» Provided data:
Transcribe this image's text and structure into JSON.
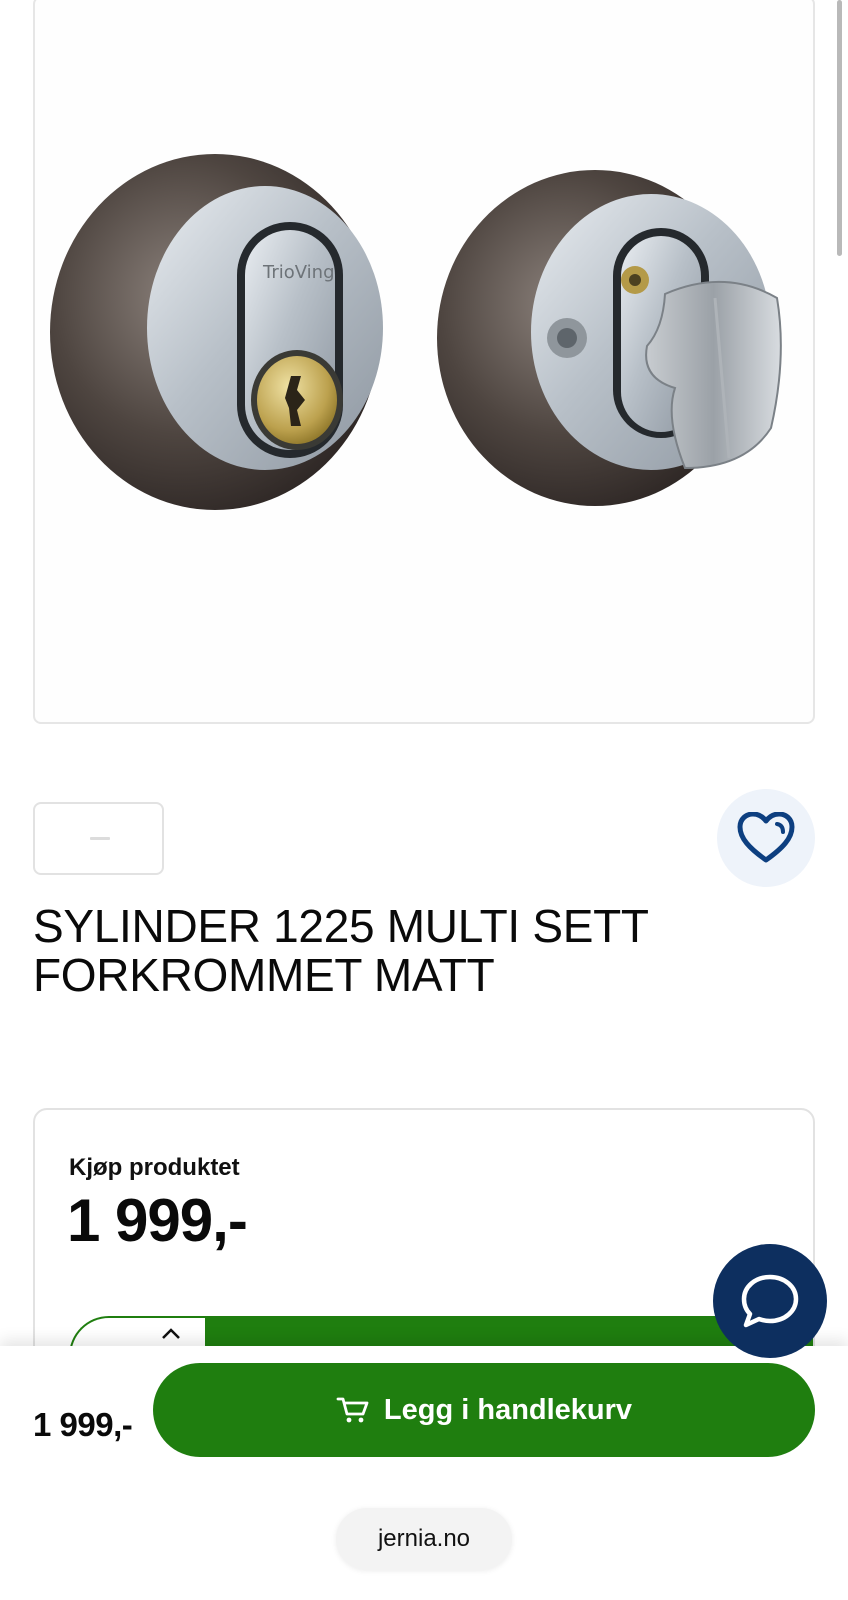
{
  "product": {
    "title": "SYLINDER 1225 MULTI SETT FORKROMMET MATT",
    "image_brand_text": "TrioVing",
    "favorite_icon": "heart-icon"
  },
  "purchase": {
    "heading": "Kjøp produktet",
    "price": "1 999,-",
    "quantity_increase_icon": "chevron-up-icon"
  },
  "sticky_bar": {
    "price": "1 999,-",
    "add_to_cart_label": "Legg i handlekurv",
    "cart_icon": "cart-icon"
  },
  "chat": {
    "icon": "chat-bubble-icon"
  },
  "browser": {
    "domain": "jernia.no"
  },
  "colors": {
    "primary_green": "#1f7e0f",
    "chat_navy": "#0d2f5f",
    "favorite_bg": "#eef3fa",
    "heart_blue": "#0d3f80"
  }
}
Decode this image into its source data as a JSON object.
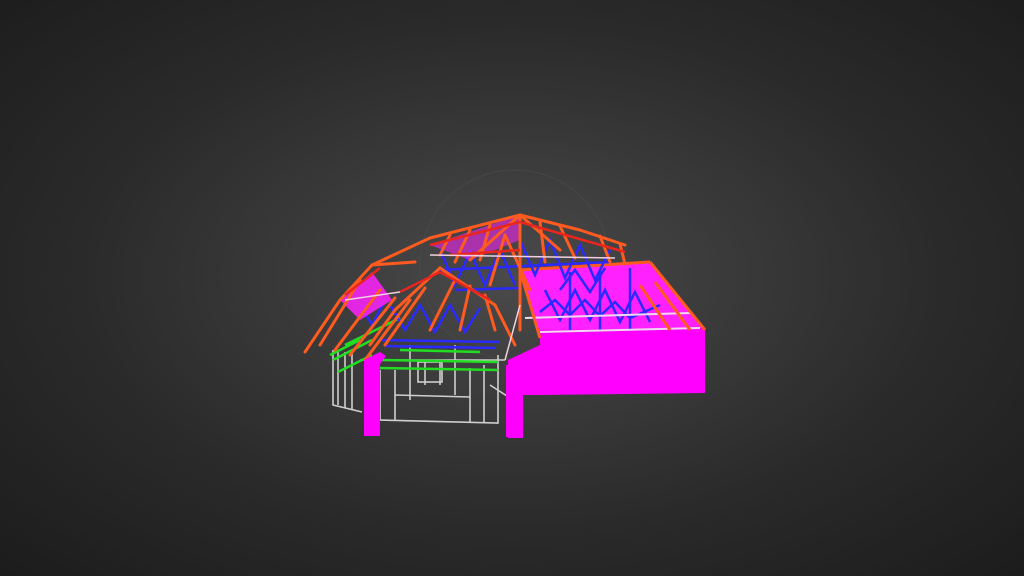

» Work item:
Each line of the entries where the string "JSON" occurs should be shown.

» Solution for this task:
Transcribe this image's text and structure into JSON.
Decode this image into its source data as a JSON object.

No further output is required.